Component data from apps and pages:
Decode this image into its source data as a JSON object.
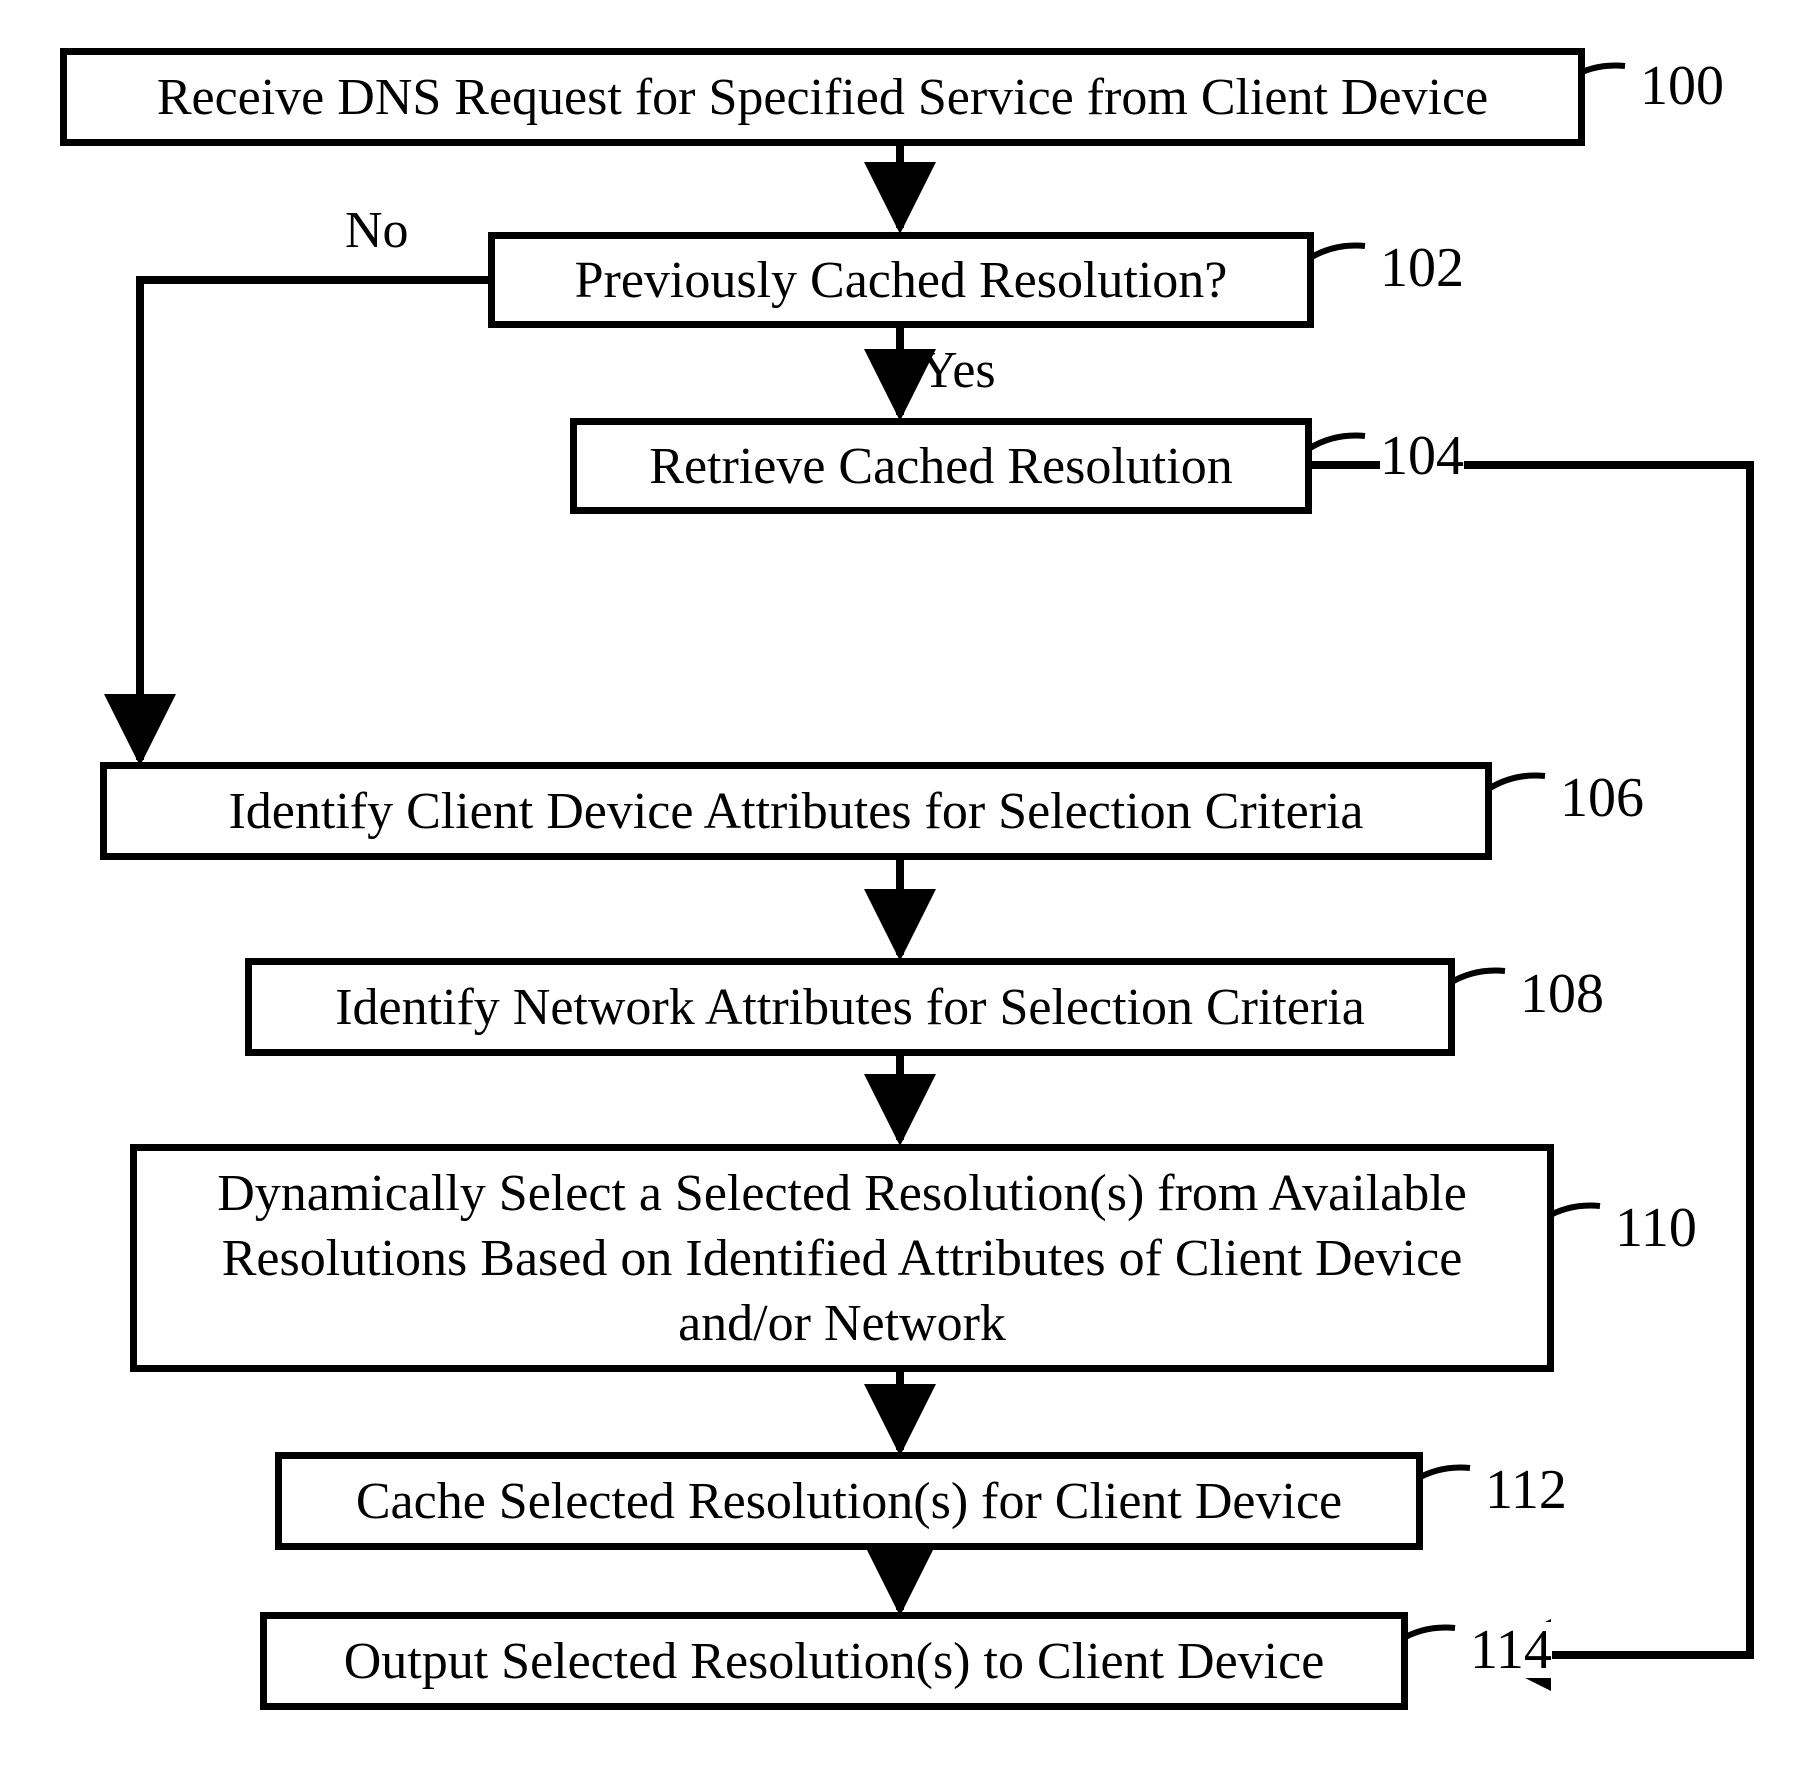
{
  "nodes": {
    "n100": {
      "text": "Receive DNS Request for Specified Service from Client Device",
      "ref": "100"
    },
    "n102": {
      "text": "Previously Cached Resolution?",
      "ref": "102"
    },
    "n104": {
      "text": "Retrieve Cached Resolution",
      "ref": "104"
    },
    "n106": {
      "text": "Identify Client Device Attributes for Selection Criteria",
      "ref": "106"
    },
    "n108": {
      "text": "Identify Network Attributes for Selection Criteria",
      "ref": "108"
    },
    "n110": {
      "text": "Dynamically Select a Selected Resolution(s) from Available Resolutions Based on Identified Attributes of Client Device and/or Network",
      "ref": "110"
    },
    "n112": {
      "text": "Cache Selected Resolution(s) for Client Device",
      "ref": "112"
    },
    "n114": {
      "text": "Output Selected Resolution(s) to Client Device",
      "ref": "114"
    }
  },
  "edges": {
    "no": "No",
    "yes": "Yes"
  }
}
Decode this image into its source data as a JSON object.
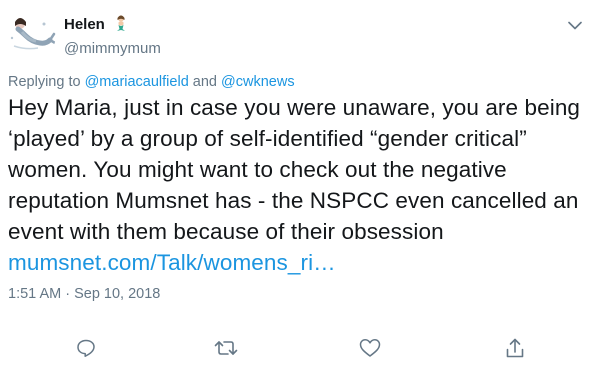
{
  "user": {
    "display_name": "Helen",
    "name_emoji": "mermaid-emoji",
    "handle": "@mimmymum",
    "avatar": "mermaid-avatar-icon"
  },
  "reply_context": {
    "prefix": "Replying to",
    "mention_1": "@mariacaulfield",
    "joiner": "and",
    "mention_2": "@cwknews"
  },
  "tweet": {
    "lines": [
      "Hey Maria, just in case you were unaware, you are being",
      "‘played’ by a group of self-identified “gender critical”",
      "women. You might want to check out the negative",
      "reputation Mumsnet has - the NSPCC even cancelled an",
      "event with them because of their obsession"
    ],
    "link": "mumsnet.com/Talk/womens_ri…",
    "timestamp": "1:51 AM · Sep 10, 2018"
  },
  "actions": [
    "reply-icon",
    "retweet-icon",
    "like-icon",
    "share-icon"
  ],
  "colors": {
    "link": "#1b95e0",
    "secondary": "#657786",
    "text": "#14171a"
  }
}
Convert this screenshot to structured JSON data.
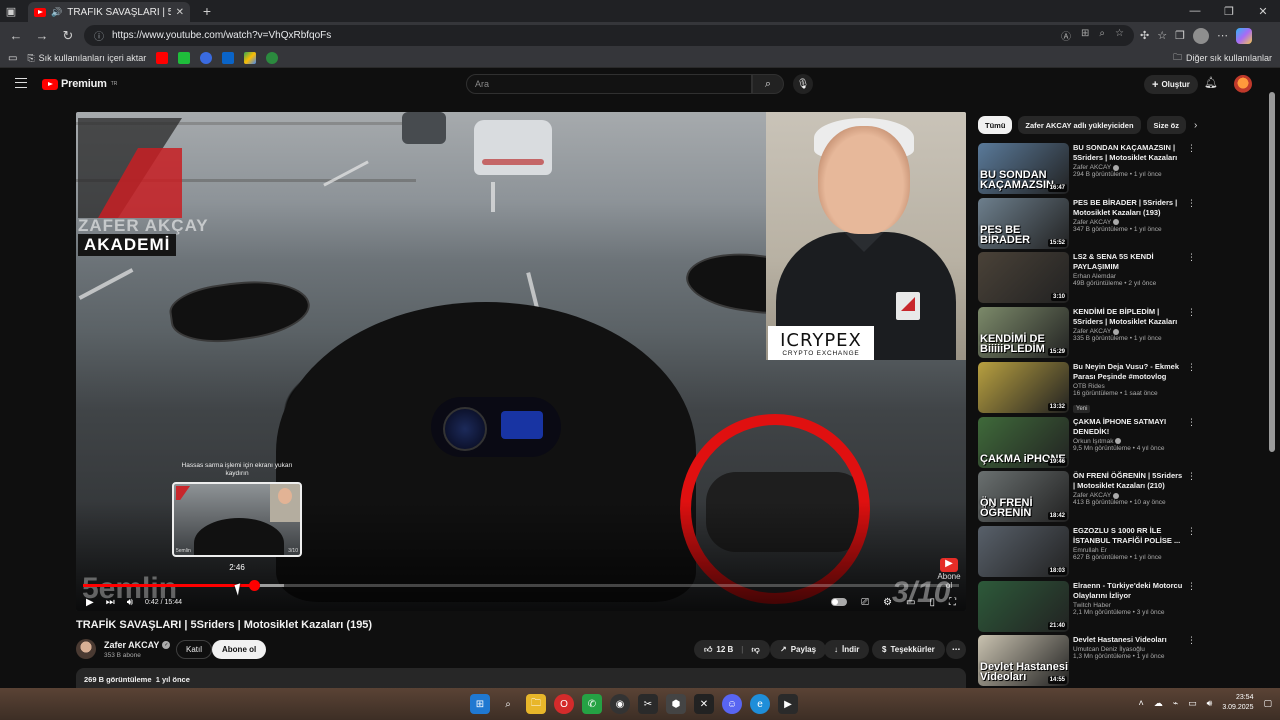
{
  "browser": {
    "tab_title": "TRAFİK SAVAŞLARI | 5Sriders",
    "url": "https://www.youtube.com/watch?v=VhQxRbfqoFs",
    "bookmarks_import": "Sık kullanılanları içeri aktar",
    "other_favorites": "Diğer sık kullanılanlar"
  },
  "yt": {
    "logo_text": "Premium",
    "logo_region": "TR",
    "search_placeholder": "Ara",
    "create_label": "Oluştur"
  },
  "player": {
    "watermark_name": "ZAFER AKÇAY",
    "watermark_akademi": "AKADEMİ",
    "sponsor_big": "ICRYPEX",
    "sponsor_small": "CRYPTO EXCHANGE",
    "tooltip_text": "Hassas sarma işlemi için ekranı yukarı kaydırın",
    "preview_time": "2:46",
    "preview_label_left": "5emlin",
    "preview_label_right": "3/10",
    "subtitle_left": "5emlin",
    "subtitle_right": "3/10",
    "abone_label": "Abone ol",
    "time_current": "0:42",
    "time_total": "15:44",
    "progress_played": 0.195,
    "progress_buffered": 0.23
  },
  "video": {
    "title": "TRAFİK SAVAŞLARI | 5Sriders | Motosiklet Kazaları (195)",
    "channel": "Zafer AKCAY",
    "subscribers": "353 B abone",
    "join_label": "Katıl",
    "subscribe_label": "Abone ol",
    "likes": "12 B",
    "share_label": "Paylaş",
    "download_label": "İndir",
    "thanks_label": "Teşekkürler",
    "views_line": "269 B görüntüleme",
    "date_line": "1 yıl önce"
  },
  "sidebar": {
    "chips": [
      "Tümü",
      "Zafer AKCAY adlı yükleyiciden",
      "Size öz"
    ],
    "items": [
      {
        "title": "BU SONDAN KAÇAMAZSIN | 5Sriders | Motosiklet Kazaları ...",
        "channel": "Zafer AKCAY",
        "verified": true,
        "views": "294 B görüntüleme • 1 yıl önce",
        "duration": "16:47",
        "caption": "BU SONDAN KAÇAMAZSIN",
        "bg": "#5a7a9a"
      },
      {
        "title": "PES BE BİRADER | 5Sriders | Motosiklet Kazaları (193)",
        "channel": "Zafer AKCAY",
        "verified": true,
        "views": "347 B görüntüleme • 1 yıl önce",
        "duration": "15:52",
        "caption": "PES BE BİRADER",
        "bg": "#6d7f8d"
      },
      {
        "title": "LS2 & SENA 5S KENDİ PAYLAŞIMIM",
        "channel": "Erhan Alemdar",
        "verified": false,
        "views": "49B görüntüleme • 2 yıl önce",
        "duration": "3:10",
        "caption": "",
        "bg": "#4a4238"
      },
      {
        "title": "KENDİMİ DE BİPLEDİM | 5Sriders | Motosiklet Kazaları ...",
        "channel": "Zafer AKCAY",
        "verified": true,
        "views": "335 B görüntüleme • 1 yıl önce",
        "duration": "15:29",
        "caption": "KENDİMİ DE BiiiiiPLEDİM",
        "bg": "#7c8a6a"
      },
      {
        "title": "Bu Neyin Deja Vusu? - Ekmek Parası Peşinde #motovlog",
        "channel": "OTB Rides",
        "verified": false,
        "views": "16 görüntüleme • 1 saat önce",
        "duration": "13:32",
        "caption": "",
        "new": "Yeni",
        "bg": "#b8a040"
      },
      {
        "title": "ÇAKMA İPHONE SATMAYI DENEDİK!",
        "channel": "Orkun Işıtmak",
        "verified": true,
        "views": "9,5 Mn görüntüleme • 4 yıl önce",
        "duration": "19:46",
        "caption": "ÇAKMA iPHONE",
        "bg": "#3f6a3a"
      },
      {
        "title": "ÖN FRENİ ÖĞRENİN | 5Sriders | Motosiklet Kazaları (210)",
        "channel": "Zafer AKCAY",
        "verified": true,
        "views": "413 B görüntüleme • 10 ay önce",
        "duration": "18:42",
        "caption": "ÖN FRENİ ÖĞRENİN",
        "bg": "#6a7070"
      },
      {
        "title": "EGZOZLU S 1000 RR İLE İSTANBUL TRAFİĞİ POLİSE ...",
        "channel": "Emrullah Er",
        "verified": false,
        "views": "627 B görüntüleme • 1 yıl önce",
        "duration": "18:03",
        "caption": "",
        "bg": "#58606a"
      },
      {
        "title": "Elraenn - Türkiye'deki Motorcu Olaylarını İzliyor",
        "channel": "Twitch Haber",
        "verified": false,
        "views": "2,1 Mn görüntüleme • 3 yıl önce",
        "duration": "21:40",
        "caption": "",
        "bg": "#2d5a3a"
      },
      {
        "title": "Devlet Hastanesi Videoları",
        "channel": "Umutcan Deniz İlyasoğlu",
        "verified": false,
        "views": "1,3 Mn görüntüleme • 1 yıl önce",
        "duration": "14:55",
        "caption": "Devlet Hastanesi Videoları",
        "bg": "#c9c2b0"
      }
    ]
  },
  "taskbar": {
    "time": "23:54",
    "date": "3.09.2025"
  },
  "colors": {
    "brand_red": "#ff0000",
    "yt_bg": "#0f0f0f",
    "annotation_red": "#e01010"
  }
}
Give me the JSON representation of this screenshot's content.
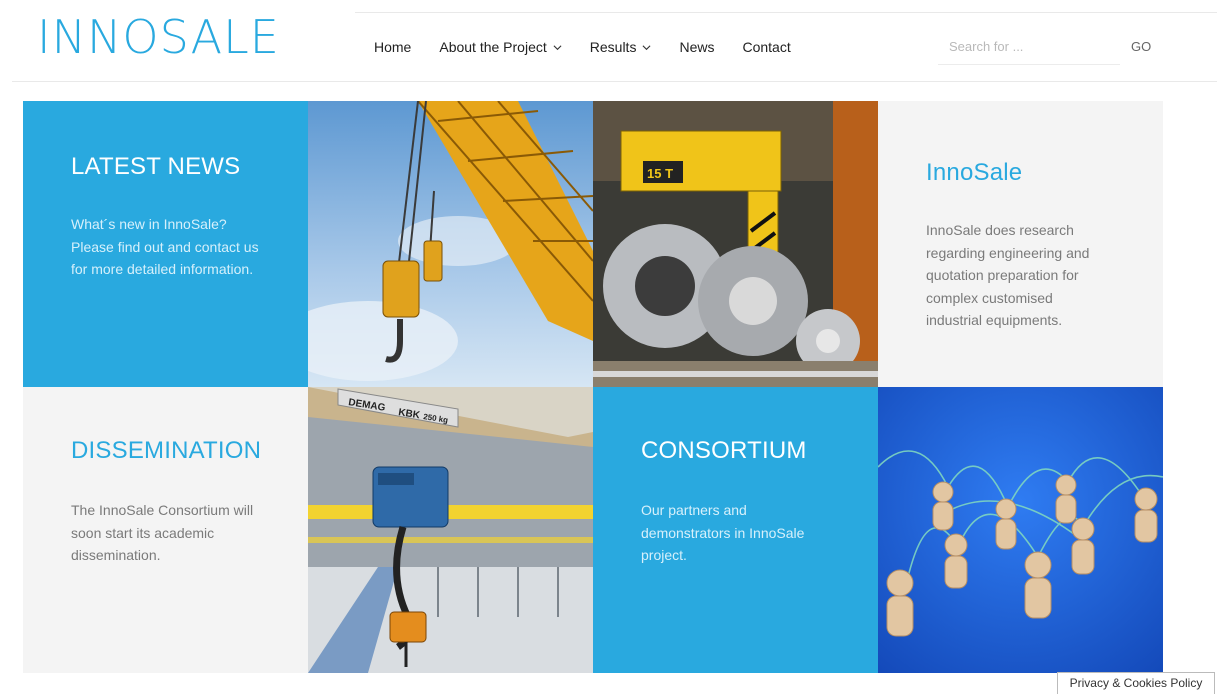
{
  "logo": "INNOSALE",
  "nav": {
    "home": "Home",
    "about": "About the Project",
    "results": "Results",
    "news": "News",
    "contact": "Contact"
  },
  "search": {
    "placeholder": "Search for ...",
    "go_label": "GO"
  },
  "tiles": {
    "latest_news": {
      "title": "LATEST NEWS",
      "text": "What´s new in InnoSale? Please find out and contact us for more detailed information."
    },
    "innosale": {
      "title": "InnoSale",
      "text": "InnoSale does research regarding engineering and quotation preparation for complex customised industrial equipments."
    },
    "dissemination": {
      "title": "DISSEMINATION",
      "text": "The InnoSale Consortium will soon start its academic dissemination."
    },
    "consortium": {
      "title": "CONSORTIUM",
      "text": "Our partners and demonstrators in InnoSale project."
    }
  },
  "images": {
    "crane_sign_1": "15 T",
    "hoist_sign_brand": "DEMAG",
    "hoist_sign_model": "KBK",
    "hoist_sign_load": "250 kg"
  },
  "privacy_label": "Privacy & Cookies Policy",
  "colors": {
    "accent": "#29a9df",
    "tile_grey": "#f4f4f4"
  }
}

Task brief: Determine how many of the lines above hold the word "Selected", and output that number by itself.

Solution to this problem: 3